ASSIGNED TASK:
Exact reproduction of the data is required, with images excluded.

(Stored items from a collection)

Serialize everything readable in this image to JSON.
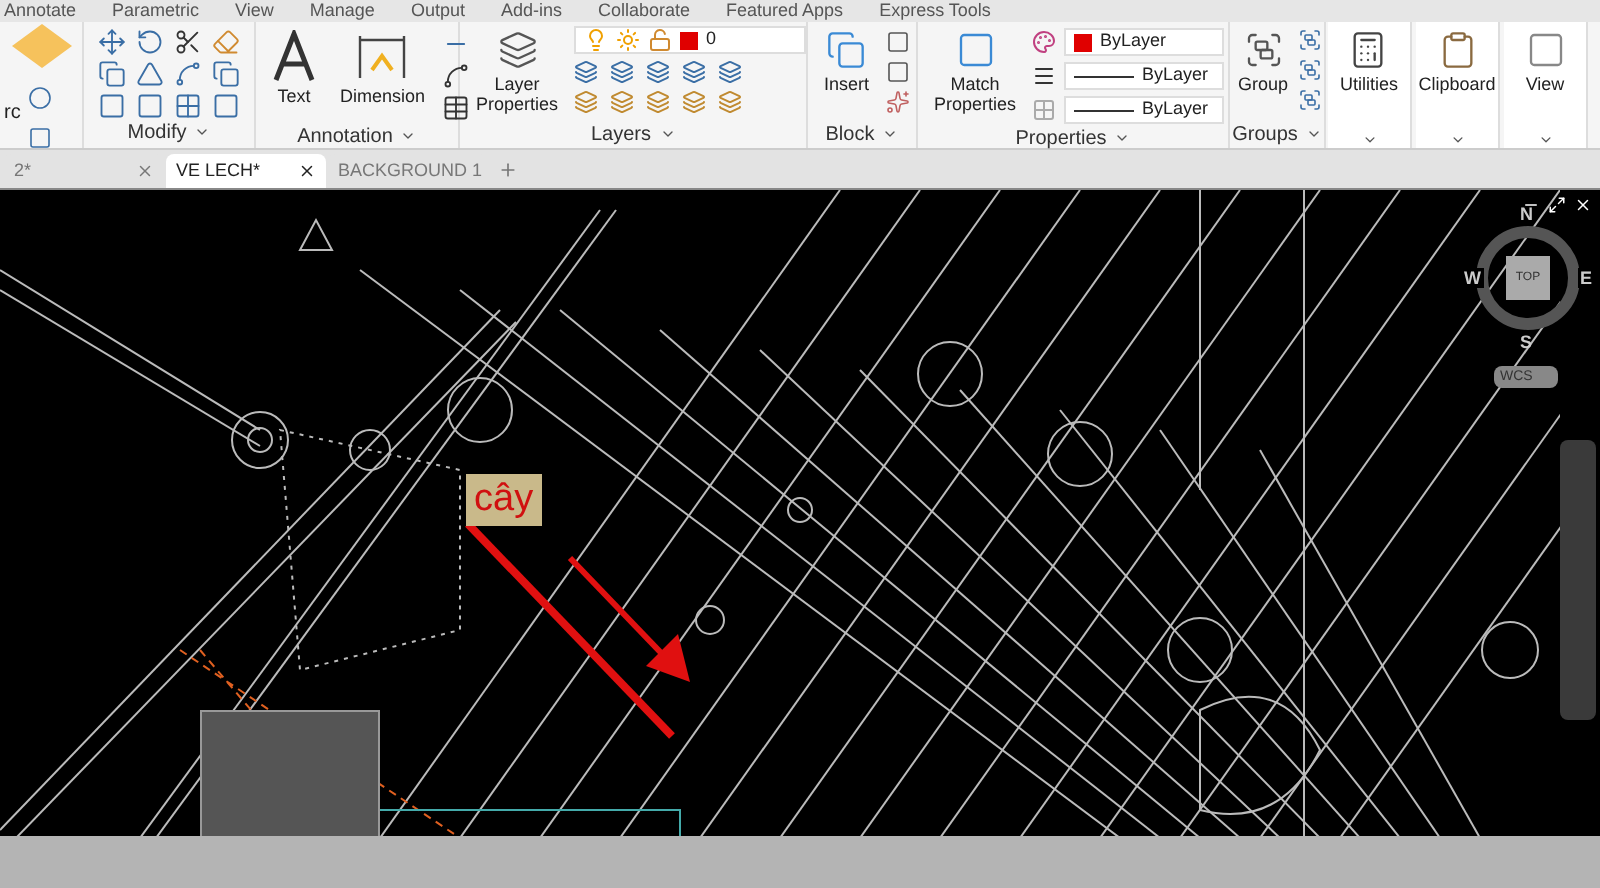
{
  "ribbon_tabs": [
    {
      "label": "Annotate",
      "selected": false
    },
    {
      "label": "Parametric",
      "selected": false
    },
    {
      "label": "View",
      "selected": false
    },
    {
      "label": "Manage",
      "selected": false
    },
    {
      "label": "Output",
      "selected": false
    },
    {
      "label": "Add-ins",
      "selected": false
    },
    {
      "label": "Collaborate",
      "selected": false
    },
    {
      "label": "Featured Apps",
      "selected": false
    },
    {
      "label": "Express Tools",
      "selected": false
    }
  ],
  "draw_panel": {
    "arc_label": "rc"
  },
  "modify_panel": {
    "title": "Modify"
  },
  "annotation_panel": {
    "title": "Annotation",
    "buttons": [
      "Text",
      "Dimension"
    ]
  },
  "layers_panel": {
    "title": "Layers",
    "button": "Layer Properties",
    "current_layer": "0"
  },
  "block_panel": {
    "title": "Block",
    "button": "Insert"
  },
  "properties_panel": {
    "title": "Properties",
    "button": "Match Properties",
    "color_setting": "ByLayer",
    "linetype": "ByLayer",
    "lineweight": "ByLayer"
  },
  "groups_panel": {
    "title": "Groups",
    "button": "Group"
  },
  "tool_buttons": [
    "Utilities",
    "Clipboard",
    "View"
  ],
  "document_tabs": [
    {
      "label": "2*",
      "selected": false
    },
    {
      "label": "VE LECH*",
      "selected": true
    },
    {
      "label": "BACKGROUND 1",
      "selected": false
    }
  ],
  "viewcube": {
    "north": "N",
    "south": "S",
    "east": "E",
    "west": "W",
    "face": "TOP",
    "ucs": "WCS"
  },
  "annotation": {
    "label": "cây"
  }
}
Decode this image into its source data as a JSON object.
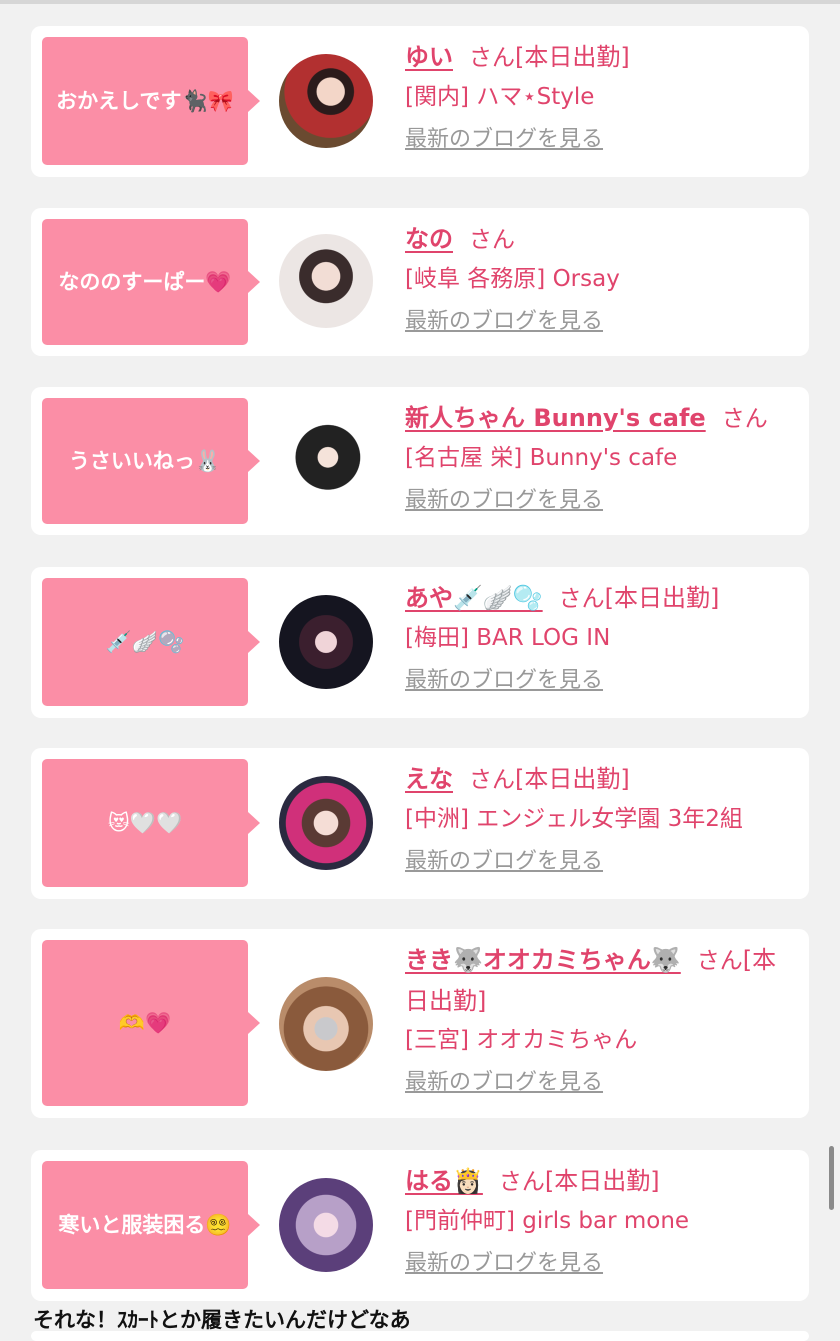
{
  "cards": [
    {
      "bubble": "おかえしです🐈‍⬛🎀",
      "name": "ゆい",
      "san": "さん",
      "status": "[本日出勤]",
      "shop": "[関内] ハマ⋆Style",
      "blog": "最新のブログを見る"
    },
    {
      "bubble": "なののすーぱー💗",
      "name": "なの",
      "san": "さん",
      "status": "",
      "shop": "[岐阜 各務原] Orsay",
      "blog": "最新のブログを見る"
    },
    {
      "bubble": "うさいいねっ🐰",
      "name": "新人ちゃん Bunny's cafe",
      "san": "さん",
      "status": "",
      "shop": "[名古屋 栄] Bunny's cafe",
      "blog": "最新のブログを見る"
    },
    {
      "bubble": "💉🪽🫧",
      "name": "あや💉🪽🫧",
      "san": "さん",
      "status": "[本日出勤]",
      "shop": "[梅田] BAR LOG IN",
      "blog": "最新のブログを見る"
    },
    {
      "bubble": "😻🤍🤍",
      "name": "えな",
      "san": "さん",
      "status": "[本日出勤]",
      "shop": "[中洲] エンジェル女学園 3年2組",
      "blog": "最新のブログを見る"
    },
    {
      "bubble": "🫶💗",
      "name": "きき🐺オオカミちゃん🐺",
      "san": "さん",
      "status": "[本日出勤]",
      "shop": "[三宮] オオカミちゃん",
      "blog": "最新のブログを見る"
    },
    {
      "bubble": "寒いと服装困る😵‍💫",
      "name": "はる👸🏻",
      "san": "さん",
      "status": "[本日出勤]",
      "shop": "[門前仲町] girls bar mone",
      "blog": "最新のブログを見る"
    }
  ],
  "footer_text": "それな！ｽｶｰﾄとか履きたいんだけどなあ",
  "colors": {
    "accent": "#e0446c",
    "bubble": "#fb8ea6"
  }
}
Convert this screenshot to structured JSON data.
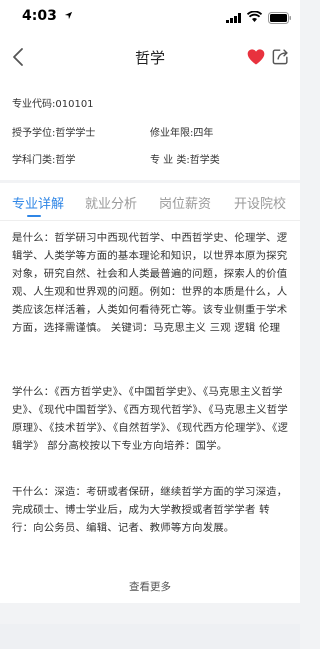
{
  "status": {
    "time": "4:03"
  },
  "nav": {
    "title": "哲学"
  },
  "info": {
    "code": "专业代码:010101",
    "degree": "授予学位:哲学学士",
    "years": "修业年限:四年",
    "category": "学科门类:哲学",
    "class": "专  业  类:哲学类"
  },
  "tabs": [
    {
      "label": "专业详解",
      "active": true
    },
    {
      "label": "就业分析"
    },
    {
      "label": "岗位薪资"
    },
    {
      "label": "开设院校"
    }
  ],
  "content": {
    "what": "是什么：哲学研习中西现代哲学、中西哲学史、伦理学、逻辑学、人类学等方面的基本理论和知识，以世界本原为探究对象，研究自然、社会和人类最普遍的问题，探索人的价值观、人生观和世界观的问题。例如：世界的本质是什么，人类应该怎样活着，人类如何看待死亡等。该专业侧重于学术方面，选择需谨慎。 关键词：马克思主义 三观 逻辑 伦理",
    "learn": "学什么：《西方哲学史》、《中国哲学史》、《马克思主义哲学史》、《现代中国哲学》、《西方现代哲学》、《马克思主义哲学原理》、《技术哲学》、《自然哲学》、《现代西方伦理学》、《逻辑学》 部分高校按以下专业方向培养：国学。",
    "do": "干什么：深造：考研或者保研，继续哲学方面的学习深造，完成硕士、博士学业后，成为大学教授或者哲学学者  转行：向公务员、编辑、记者、教师等方向发展。"
  },
  "more_label": "查看更多",
  "colors": {
    "accent": "#2f86e6",
    "heart": "#e8323e"
  }
}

WRITTEN REPLY:
Serialize everything readable in this image to JSON.
{
  "ribbon_tabs": [
    {
      "label": "Annotate",
      "selected": false
    },
    {
      "label": "Parametric",
      "selected": false
    },
    {
      "label": "View",
      "selected": false
    },
    {
      "label": "Manage",
      "selected": false
    },
    {
      "label": "Output",
      "selected": false
    },
    {
      "label": "Add-ins",
      "selected": false
    },
    {
      "label": "Collaborate",
      "selected": false
    },
    {
      "label": "Featured Apps",
      "selected": false
    },
    {
      "label": "Express Tools",
      "selected": false
    }
  ],
  "draw_panel": {
    "arc_label": "rc"
  },
  "modify_panel": {
    "title": "Modify"
  },
  "annotation_panel": {
    "title": "Annotation",
    "buttons": [
      "Text",
      "Dimension"
    ]
  },
  "layers_panel": {
    "title": "Layers",
    "button": "Layer Properties",
    "current_layer": "0"
  },
  "block_panel": {
    "title": "Block",
    "button": "Insert"
  },
  "properties_panel": {
    "title": "Properties",
    "button": "Match Properties",
    "color_setting": "ByLayer",
    "linetype": "ByLayer",
    "lineweight": "ByLayer"
  },
  "groups_panel": {
    "title": "Groups",
    "button": "Group"
  },
  "tool_buttons": [
    "Utilities",
    "Clipboard",
    "View"
  ],
  "document_tabs": [
    {
      "label": "2*",
      "selected": false
    },
    {
      "label": "VE LECH*",
      "selected": true
    },
    {
      "label": "BACKGROUND 1",
      "selected": false
    }
  ],
  "viewcube": {
    "north": "N",
    "south": "S",
    "east": "E",
    "west": "W",
    "face": "TOP",
    "ucs": "WCS"
  },
  "annotation": {
    "label": "cây"
  }
}
Decode this image into its source data as a JSON object.
{
  "cards": [
    {
      "bubble": "おかえしです🐈‍⬛🎀",
      "name": "ゆい",
      "san": "さん",
      "status": "[本日出勤]",
      "shop": "[関内] ハマ⋆Style",
      "blog": "最新のブログを見る"
    },
    {
      "bubble": "なののすーぱー💗",
      "name": "なの",
      "san": "さん",
      "status": "",
      "shop": "[岐阜 各務原] Orsay",
      "blog": "最新のブログを見る"
    },
    {
      "bubble": "うさいいねっ🐰",
      "name": "新人ちゃん Bunny's cafe",
      "san": "さん",
      "status": "",
      "shop": "[名古屋 栄] Bunny's cafe",
      "blog": "最新のブログを見る"
    },
    {
      "bubble": "💉🪽🫧",
      "name": "あや💉🪽🫧",
      "san": "さん",
      "status": "[本日出勤]",
      "shop": "[梅田] BAR LOG IN",
      "blog": "最新のブログを見る"
    },
    {
      "bubble": "😻🤍🤍",
      "name": "えな",
      "san": "さん",
      "status": "[本日出勤]",
      "shop": "[中洲] エンジェル女学園 3年2組",
      "blog": "最新のブログを見る"
    },
    {
      "bubble": "🫶💗",
      "name": "きき🐺オオカミちゃん🐺",
      "san": "さん",
      "status": "[本日出勤]",
      "shop": "[三宮] オオカミちゃん",
      "blog": "最新のブログを見る"
    },
    {
      "bubble": "寒いと服装困る😵‍💫",
      "name": "はる👸🏻",
      "san": "さん",
      "status": "[本日出勤]",
      "shop": "[門前仲町] girls bar mone",
      "blog": "最新のブログを見る"
    }
  ],
  "footer_text": "それな！ｽｶｰﾄとか履きたいんだけどなあ",
  "colors": {
    "accent": "#e0446c",
    "bubble": "#fb8ea6"
  }
}
Convert this screenshot to structured JSON data.
{
  "status": {
    "time": "4:03"
  },
  "nav": {
    "title": "哲学"
  },
  "info": {
    "code": "专业代码:010101",
    "degree": "授予学位:哲学学士",
    "years": "修业年限:四年",
    "category": "学科门类:哲学",
    "class": "专  业  类:哲学类"
  },
  "tabs": [
    {
      "label": "专业详解",
      "active": true
    },
    {
      "label": "就业分析"
    },
    {
      "label": "岗位薪资"
    },
    {
      "label": "开设院校"
    }
  ],
  "content": {
    "what": "是什么：哲学研习中西现代哲学、中西哲学史、伦理学、逻辑学、人类学等方面的基本理论和知识，以世界本原为探究对象，研究自然、社会和人类最普遍的问题，探索人的价值观、人生观和世界观的问题。例如：世界的本质是什么，人类应该怎样活着，人类如何看待死亡等。该专业侧重于学术方面，选择需谨慎。 关键词：马克思主义 三观 逻辑 伦理",
    "learn": "学什么：《西方哲学史》、《中国哲学史》、《马克思主义哲学史》、《现代中国哲学》、《西方现代哲学》、《马克思主义哲学原理》、《技术哲学》、《自然哲学》、《现代西方伦理学》、《逻辑学》 部分高校按以下专业方向培养：国学。",
    "do": "干什么：深造：考研或者保研，继续哲学方面的学习深造，完成硕士、博士学业后，成为大学教授或者哲学学者  转行：向公务员、编辑、记者、教师等方向发展。"
  },
  "more_label": "查看更多",
  "colors": {
    "accent": "#2f86e6",
    "heart": "#e8323e"
  }
}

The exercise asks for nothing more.